Here we present an overview of the workflow for calculating free energies in OpenFE in the broadest strokes possible. This workflow is reflected in both the Python API and in the command line interface, and so we have a section for each.

Workflow overview#

The overall workflow of OpenFE involves three stages:

  1. Setup: Defining the simulation campaign you are going to run.

  2. Execution: Running and performing initial analysis of your simulation campaign.

  3. Gather results: Assembling the results from the simulation campaign for further analysis.

In many use cases, these stages may be done on different machines – for example, you are likely to make use of HPC or cloud computing resources to run the simulation campaign. Because of this, each stage has a certain type of output, which is the input to the next stage.

The output of setup is an AlchemicalNetwork. This contains all the information about what is being simulated (e.g., what ligands, host proteins, solvation details etc) and the information about how to perform the simulation (the Protocol).

The output of the execution stage is the basic results from each edge. This can depend of the specific analysis intended, but will either involve a ProtocolResult representing the calculated \(\Delta G\) for each edge or the ProtocolDAGResult linked to the data needed to calculate that \(\Delta G\).

The gather results stage takes these results and produces something useful to the user. For example, the CLI’s gather command will create a table of the \(\Delta G\) for each leg.

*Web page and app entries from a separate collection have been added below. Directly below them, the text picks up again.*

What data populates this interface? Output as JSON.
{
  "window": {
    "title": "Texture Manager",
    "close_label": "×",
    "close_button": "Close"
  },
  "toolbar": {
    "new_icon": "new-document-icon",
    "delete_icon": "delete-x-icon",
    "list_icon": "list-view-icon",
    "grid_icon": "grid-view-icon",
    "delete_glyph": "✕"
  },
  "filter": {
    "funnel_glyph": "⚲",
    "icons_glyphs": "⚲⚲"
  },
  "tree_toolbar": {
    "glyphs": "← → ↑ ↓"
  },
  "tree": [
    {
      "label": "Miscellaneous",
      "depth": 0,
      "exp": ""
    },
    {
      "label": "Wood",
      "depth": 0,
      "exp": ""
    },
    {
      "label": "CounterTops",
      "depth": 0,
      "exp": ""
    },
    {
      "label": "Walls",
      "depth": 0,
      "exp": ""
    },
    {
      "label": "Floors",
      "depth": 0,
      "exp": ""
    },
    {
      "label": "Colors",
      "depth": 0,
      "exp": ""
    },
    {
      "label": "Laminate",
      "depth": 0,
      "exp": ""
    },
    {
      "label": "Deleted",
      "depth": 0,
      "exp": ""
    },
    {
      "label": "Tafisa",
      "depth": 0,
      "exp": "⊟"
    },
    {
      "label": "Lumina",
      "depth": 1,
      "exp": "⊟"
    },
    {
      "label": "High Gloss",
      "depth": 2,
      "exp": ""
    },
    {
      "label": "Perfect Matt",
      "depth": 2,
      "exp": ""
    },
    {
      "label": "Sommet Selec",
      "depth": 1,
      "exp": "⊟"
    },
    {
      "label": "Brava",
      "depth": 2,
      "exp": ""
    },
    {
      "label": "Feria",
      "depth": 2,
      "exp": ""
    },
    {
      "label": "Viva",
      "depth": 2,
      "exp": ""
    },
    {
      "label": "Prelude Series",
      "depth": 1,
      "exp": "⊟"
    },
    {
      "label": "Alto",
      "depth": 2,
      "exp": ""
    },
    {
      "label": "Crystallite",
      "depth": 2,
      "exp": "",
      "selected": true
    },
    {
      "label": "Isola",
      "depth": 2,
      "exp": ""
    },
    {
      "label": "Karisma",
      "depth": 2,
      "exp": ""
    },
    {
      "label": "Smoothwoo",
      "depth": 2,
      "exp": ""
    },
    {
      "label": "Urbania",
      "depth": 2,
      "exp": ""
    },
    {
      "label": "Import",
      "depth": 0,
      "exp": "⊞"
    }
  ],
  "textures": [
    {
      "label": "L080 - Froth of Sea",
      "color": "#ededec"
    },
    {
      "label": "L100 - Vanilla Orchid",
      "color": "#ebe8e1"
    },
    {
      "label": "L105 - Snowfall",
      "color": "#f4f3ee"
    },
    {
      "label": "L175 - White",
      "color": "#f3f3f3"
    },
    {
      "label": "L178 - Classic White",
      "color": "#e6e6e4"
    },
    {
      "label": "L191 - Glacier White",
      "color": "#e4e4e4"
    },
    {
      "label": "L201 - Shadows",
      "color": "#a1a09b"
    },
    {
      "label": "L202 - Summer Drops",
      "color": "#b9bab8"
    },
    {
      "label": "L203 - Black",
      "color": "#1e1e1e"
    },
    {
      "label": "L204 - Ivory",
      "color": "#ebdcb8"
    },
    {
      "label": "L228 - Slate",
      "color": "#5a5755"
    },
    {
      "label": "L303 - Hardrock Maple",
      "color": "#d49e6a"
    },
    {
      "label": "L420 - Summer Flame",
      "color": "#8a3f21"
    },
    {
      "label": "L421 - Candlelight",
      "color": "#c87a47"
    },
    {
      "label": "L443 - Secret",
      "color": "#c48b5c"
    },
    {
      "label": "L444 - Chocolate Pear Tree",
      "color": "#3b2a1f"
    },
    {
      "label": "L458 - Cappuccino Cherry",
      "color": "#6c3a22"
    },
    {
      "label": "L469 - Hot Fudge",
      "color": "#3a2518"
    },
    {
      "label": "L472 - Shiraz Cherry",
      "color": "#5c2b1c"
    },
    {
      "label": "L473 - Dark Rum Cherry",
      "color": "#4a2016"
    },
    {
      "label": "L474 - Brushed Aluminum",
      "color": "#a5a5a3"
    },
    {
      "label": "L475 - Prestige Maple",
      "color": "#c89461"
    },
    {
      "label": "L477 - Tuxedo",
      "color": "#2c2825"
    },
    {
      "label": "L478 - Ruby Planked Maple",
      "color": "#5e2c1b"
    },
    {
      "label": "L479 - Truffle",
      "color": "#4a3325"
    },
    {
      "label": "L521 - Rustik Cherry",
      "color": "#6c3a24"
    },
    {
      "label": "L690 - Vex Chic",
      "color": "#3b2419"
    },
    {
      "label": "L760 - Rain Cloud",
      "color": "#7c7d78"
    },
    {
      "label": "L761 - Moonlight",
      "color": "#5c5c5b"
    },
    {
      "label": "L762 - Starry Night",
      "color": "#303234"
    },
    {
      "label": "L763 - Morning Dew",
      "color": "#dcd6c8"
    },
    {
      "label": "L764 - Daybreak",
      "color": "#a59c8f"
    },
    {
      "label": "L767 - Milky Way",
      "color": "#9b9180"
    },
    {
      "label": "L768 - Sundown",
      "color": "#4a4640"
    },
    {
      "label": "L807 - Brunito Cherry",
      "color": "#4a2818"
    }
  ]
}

CLI Workflow#

We have separate CLI commands for each stage of setup, running, and gathering results. With the CLI, the Python objects of AlchemicalNetwork and ProtocolResult are stored to disk in an intermediate representation between the commands.

The commands used to generate an AlchemicalNetwork using the CLI are:

For example, you can create a relative binding free energy (RBFE) network using

$ openfe plan-rbfe-network -p protein.pdb -M dir_with_sdfs/

These will save the alchemical network represented as a JSON file for each edge of the AlchemicalNetwork (i.e., each leg of the alchemical cycle).

To run a given transformation, use the quickrun command; for example:

$ openfe quickrun mytransformation.json -d dir_for_files -o output.json

In many cases, you will want to create a job script for a queuing system (e.g., SLURM) that wraps that command. You can do this for all JSON files from the network planning command with something like this:

Finally, to gather the results of that, assuming all results (and only results) are in the results/ direcory, use the gather command:

$ openfe gather ./results/ -o final_results.tsv

This will output a tab-separated file with the ligand pair, the estimated \(\Delta G\) and the uncertainty in that estimate.

The CLI provides a very straightforward user experience that works with the most simple use cases. For use cases that need more workflow customization, the Python API makes it relatively straightforward to define exactly the simulation you want to run. The next sections of this user guide will illustrate how to customize the behavior to your needs.